## Assignment
Print the whole listing below exactly, skipping every picture.

● ● ●

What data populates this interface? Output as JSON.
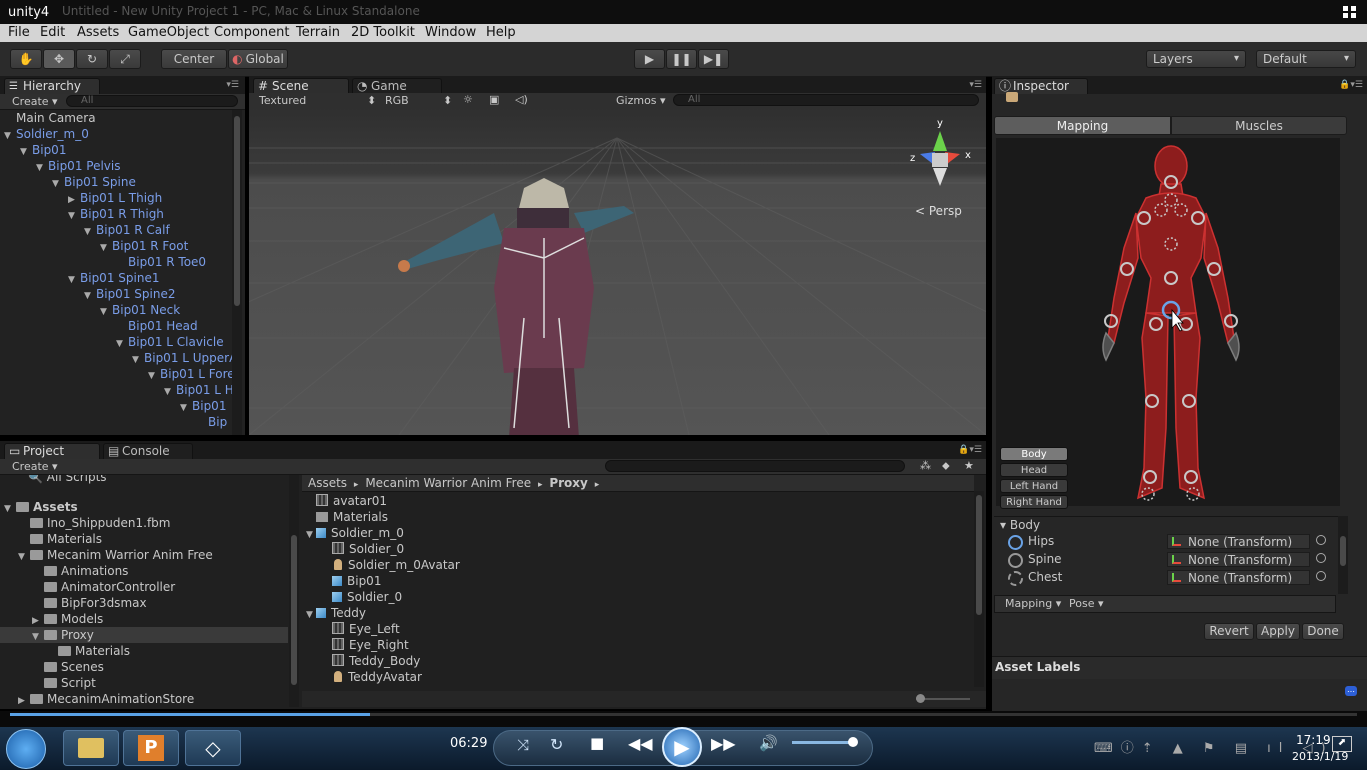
{
  "window": {
    "title": "unity4",
    "faded_title": "Untitled - New Unity Project 1 - PC, Mac & Linux Standalone"
  },
  "menu": [
    "File",
    "Edit",
    "Assets",
    "GameObject",
    "Component",
    "Terrain",
    "2D Toolkit",
    "Window",
    "Help"
  ],
  "toolbar": {
    "center": "Center",
    "global": "Global",
    "layers": "Layers",
    "layout": "Default"
  },
  "hierarchy": {
    "tab": "Hierarchy",
    "create": "Create",
    "search_placeholder": "All",
    "items": [
      {
        "label": "Main Camera",
        "depth": 0,
        "expander": "",
        "blue": false
      },
      {
        "label": "Soldier_m_0",
        "depth": 0,
        "expander": "down",
        "blue": true
      },
      {
        "label": "Bip01",
        "depth": 1,
        "expander": "down",
        "blue": true
      },
      {
        "label": "Bip01 Pelvis",
        "depth": 2,
        "expander": "down",
        "blue": true
      },
      {
        "label": "Bip01 Spine",
        "depth": 3,
        "expander": "down",
        "blue": true
      },
      {
        "label": "Bip01 L Thigh",
        "depth": 4,
        "expander": "right",
        "blue": true
      },
      {
        "label": "Bip01 R Thigh",
        "depth": 4,
        "expander": "down",
        "blue": true
      },
      {
        "label": "Bip01 R Calf",
        "depth": 5,
        "expander": "down",
        "blue": true
      },
      {
        "label": "Bip01 R Foot",
        "depth": 6,
        "expander": "down",
        "blue": true
      },
      {
        "label": "Bip01 R Toe0",
        "depth": 7,
        "expander": "",
        "blue": true
      },
      {
        "label": "Bip01 Spine1",
        "depth": 4,
        "expander": "down",
        "blue": true
      },
      {
        "label": "Bip01 Spine2",
        "depth": 5,
        "expander": "down",
        "blue": true
      },
      {
        "label": "Bip01 Neck",
        "depth": 6,
        "expander": "down",
        "blue": true
      },
      {
        "label": "Bip01 Head",
        "depth": 7,
        "expander": "",
        "blue": true
      },
      {
        "label": "Bip01 L Clavicle",
        "depth": 7,
        "expander": "down",
        "blue": true
      },
      {
        "label": "Bip01 L UpperA",
        "depth": 8,
        "expander": "down",
        "blue": true
      },
      {
        "label": "Bip01 L Fore",
        "depth": 9,
        "expander": "down",
        "blue": true
      },
      {
        "label": "Bip01 L H",
        "depth": 10,
        "expander": "down",
        "blue": true
      },
      {
        "label": "Bip01",
        "depth": 11,
        "expander": "down",
        "blue": true
      },
      {
        "label": "Bip",
        "depth": 12,
        "expander": "",
        "blue": true
      }
    ]
  },
  "scene": {
    "tab_scene": "Scene",
    "tab_game": "Game",
    "shading": "Textured",
    "render": "RGB",
    "gizmos": "Gizmos",
    "search_placeholder": "All",
    "persp": "Persp",
    "axis_y": "y",
    "axis_x": "x",
    "axis_z": "z"
  },
  "project": {
    "tab_project": "Project",
    "tab_console": "Console",
    "create": "Create",
    "all_scripts": "All Scripts",
    "tree": [
      {
        "label": "Assets",
        "depth": 0,
        "expander": "down",
        "bold": true
      },
      {
        "label": "Ino_Shippuden1.fbm",
        "depth": 1,
        "expander": ""
      },
      {
        "label": "Materials",
        "depth": 1,
        "expander": ""
      },
      {
        "label": "Mecanim Warrior Anim Free",
        "depth": 1,
        "expander": "down"
      },
      {
        "label": "Animations",
        "depth": 2,
        "expander": ""
      },
      {
        "label": "AnimatorController",
        "depth": 2,
        "expander": ""
      },
      {
        "label": "BipFor3dsmax",
        "depth": 2,
        "expander": ""
      },
      {
        "label": "Models",
        "depth": 2,
        "expander": "right"
      },
      {
        "label": "Proxy",
        "depth": 2,
        "expander": "down",
        "selected": true
      },
      {
        "label": "Materials",
        "depth": 3,
        "expander": ""
      },
      {
        "label": "Scenes",
        "depth": 2,
        "expander": ""
      },
      {
        "label": "Script",
        "depth": 2,
        "expander": ""
      },
      {
        "label": "MecanimAnimationStore",
        "depth": 1,
        "expander": "right"
      }
    ],
    "breadcrumb": [
      "Assets",
      "Mecanim Warrior Anim Free",
      "Proxy"
    ],
    "files": [
      {
        "label": "avatar01",
        "depth": 0,
        "expander": "",
        "icon": "grid"
      },
      {
        "label": "Materials",
        "depth": 0,
        "expander": "",
        "icon": "folder"
      },
      {
        "label": "Soldier_m_0",
        "depth": 0,
        "expander": "down",
        "icon": "model"
      },
      {
        "label": "Soldier_0",
        "depth": 1,
        "expander": "",
        "icon": "grid"
      },
      {
        "label": "Soldier_m_0Avatar",
        "depth": 1,
        "expander": "",
        "icon": "avatar"
      },
      {
        "label": "Bip01",
        "depth": 1,
        "expander": "",
        "icon": "model"
      },
      {
        "label": "Soldier_0",
        "depth": 1,
        "expander": "",
        "icon": "model"
      },
      {
        "label": "Teddy",
        "depth": 0,
        "expander": "down",
        "icon": "model"
      },
      {
        "label": "Eye_Left",
        "depth": 1,
        "expander": "",
        "icon": "grid"
      },
      {
        "label": "Eye_Right",
        "depth": 1,
        "expander": "",
        "icon": "grid"
      },
      {
        "label": "Teddy_Body",
        "depth": 1,
        "expander": "",
        "icon": "grid"
      },
      {
        "label": "TeddyAvatar",
        "depth": 1,
        "expander": "",
        "icon": "avatar"
      }
    ]
  },
  "inspector": {
    "tab": "Inspector",
    "mapping": "Mapping",
    "muscles": "Muscles",
    "body_buttons": [
      "Body",
      "Head",
      "Left Hand",
      "Right Hand"
    ],
    "section": "Body",
    "joints": [
      {
        "name": "Hips",
        "value": "None (Transform)"
      },
      {
        "name": "Spine",
        "value": "None (Transform)"
      },
      {
        "name": "Chest",
        "value": "None (Transform)"
      }
    ],
    "mapping_menu": "Mapping",
    "pose_menu": "Pose",
    "revert": "Revert",
    "apply": "Apply",
    "done": "Done",
    "asset_labels": "Asset Labels"
  },
  "media": {
    "time": "06:29",
    "progress": 0.267
  },
  "taskbar": {
    "clock_time": "17:19",
    "clock_date": "2013/1/19"
  }
}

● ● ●

## Solution below
What data populates this interface? Output as JSON.
{
  "window": {
    "title": "unity4",
    "faded_title": "Untitled - New Unity Project 1 - PC, Mac & Linux Standalone"
  },
  "menu": [
    "File",
    "Edit",
    "Assets",
    "GameObject",
    "Component",
    "Terrain",
    "2D Toolkit",
    "Window",
    "Help"
  ],
  "toolbar": {
    "center": "Center",
    "global": "Global",
    "layers": "Layers",
    "layout": "Default"
  },
  "hierarchy": {
    "tab": "Hierarchy",
    "create": "Create",
    "search_placeholder": "All",
    "items": [
      {
        "label": "Main Camera",
        "depth": 0,
        "expander": "",
        "blue": false
      },
      {
        "label": "Soldier_m_0",
        "depth": 0,
        "expander": "down",
        "blue": true
      },
      {
        "label": "Bip01",
        "depth": 1,
        "expander": "down",
        "blue": true
      },
      {
        "label": "Bip01 Pelvis",
        "depth": 2,
        "expander": "down",
        "blue": true
      },
      {
        "label": "Bip01 Spine",
        "depth": 3,
        "expander": "down",
        "blue": true
      },
      {
        "label": "Bip01 L Thigh",
        "depth": 4,
        "expander": "right",
        "blue": true
      },
      {
        "label": "Bip01 R Thigh",
        "depth": 4,
        "expander": "down",
        "blue": true
      },
      {
        "label": "Bip01 R Calf",
        "depth": 5,
        "expander": "down",
        "blue": true
      },
      {
        "label": "Bip01 R Foot",
        "depth": 6,
        "expander": "down",
        "blue": true
      },
      {
        "label": "Bip01 R Toe0",
        "depth": 7,
        "expander": "",
        "blue": true
      },
      {
        "label": "Bip01 Spine1",
        "depth": 4,
        "expander": "down",
        "blue": true
      },
      {
        "label": "Bip01 Spine2",
        "depth": 5,
        "expander": "down",
        "blue": true
      },
      {
        "label": "Bip01 Neck",
        "depth": 6,
        "expander": "down",
        "blue": true
      },
      {
        "label": "Bip01 Head",
        "depth": 7,
        "expander": "",
        "blue": true
      },
      {
        "label": "Bip01 L Clavicle",
        "depth": 7,
        "expander": "down",
        "blue": true
      },
      {
        "label": "Bip01 L UpperA",
        "depth": 8,
        "expander": "down",
        "blue": true
      },
      {
        "label": "Bip01 L Fore",
        "depth": 9,
        "expander": "down",
        "blue": true
      },
      {
        "label": "Bip01 L H",
        "depth": 10,
        "expander": "down",
        "blue": true
      },
      {
        "label": "Bip01",
        "depth": 11,
        "expander": "down",
        "blue": true
      },
      {
        "label": "Bip",
        "depth": 12,
        "expander": "",
        "blue": true
      }
    ]
  },
  "scene": {
    "tab_scene": "Scene",
    "tab_game": "Game",
    "shading": "Textured",
    "render": "RGB",
    "gizmos": "Gizmos",
    "search_placeholder": "All",
    "persp": "Persp",
    "axis_y": "y",
    "axis_x": "x",
    "axis_z": "z"
  },
  "project": {
    "tab_project": "Project",
    "tab_console": "Console",
    "create": "Create",
    "all_scripts": "All Scripts",
    "tree": [
      {
        "label": "Assets",
        "depth": 0,
        "expander": "down",
        "bold": true
      },
      {
        "label": "Ino_Shippuden1.fbm",
        "depth": 1,
        "expander": ""
      },
      {
        "label": "Materials",
        "depth": 1,
        "expander": ""
      },
      {
        "label": "Mecanim Warrior Anim Free",
        "depth": 1,
        "expander": "down"
      },
      {
        "label": "Animations",
        "depth": 2,
        "expander": ""
      },
      {
        "label": "AnimatorController",
        "depth": 2,
        "expander": ""
      },
      {
        "label": "BipFor3dsmax",
        "depth": 2,
        "expander": ""
      },
      {
        "label": "Models",
        "depth": 2,
        "expander": "right"
      },
      {
        "label": "Proxy",
        "depth": 2,
        "expander": "down",
        "selected": true
      },
      {
        "label": "Materials",
        "depth": 3,
        "expander": ""
      },
      {
        "label": "Scenes",
        "depth": 2,
        "expander": ""
      },
      {
        "label": "Script",
        "depth": 2,
        "expander": ""
      },
      {
        "label": "MecanimAnimationStore",
        "depth": 1,
        "expander": "right"
      }
    ],
    "breadcrumb": [
      "Assets",
      "Mecanim Warrior Anim Free",
      "Proxy"
    ],
    "files": [
      {
        "label": "avatar01",
        "depth": 0,
        "expander": "",
        "icon": "grid"
      },
      {
        "label": "Materials",
        "depth": 0,
        "expander": "",
        "icon": "folder"
      },
      {
        "label": "Soldier_m_0",
        "depth": 0,
        "expander": "down",
        "icon": "model"
      },
      {
        "label": "Soldier_0",
        "depth": 1,
        "expander": "",
        "icon": "grid"
      },
      {
        "label": "Soldier_m_0Avatar",
        "depth": 1,
        "expander": "",
        "icon": "avatar"
      },
      {
        "label": "Bip01",
        "depth": 1,
        "expander": "",
        "icon": "model"
      },
      {
        "label": "Soldier_0",
        "depth": 1,
        "expander": "",
        "icon": "model"
      },
      {
        "label": "Teddy",
        "depth": 0,
        "expander": "down",
        "icon": "model"
      },
      {
        "label": "Eye_Left",
        "depth": 1,
        "expander": "",
        "icon": "grid"
      },
      {
        "label": "Eye_Right",
        "depth": 1,
        "expander": "",
        "icon": "grid"
      },
      {
        "label": "Teddy_Body",
        "depth": 1,
        "expander": "",
        "icon": "grid"
      },
      {
        "label": "TeddyAvatar",
        "depth": 1,
        "expander": "",
        "icon": "avatar"
      }
    ]
  },
  "inspector": {
    "tab": "Inspector",
    "mapping": "Mapping",
    "muscles": "Muscles",
    "body_buttons": [
      "Body",
      "Head",
      "Left Hand",
      "Right Hand"
    ],
    "section": "Body",
    "joints": [
      {
        "name": "Hips",
        "value": "None (Transform)"
      },
      {
        "name": "Spine",
        "value": "None (Transform)"
      },
      {
        "name": "Chest",
        "value": "None (Transform)"
      }
    ],
    "mapping_menu": "Mapping",
    "pose_menu": "Pose",
    "revert": "Revert",
    "apply": "Apply",
    "done": "Done",
    "asset_labels": "Asset Labels"
  },
  "media": {
    "time": "06:29",
    "progress": 0.267
  },
  "taskbar": {
    "clock_time": "17:19",
    "clock_date": "2013/1/19"
  }
}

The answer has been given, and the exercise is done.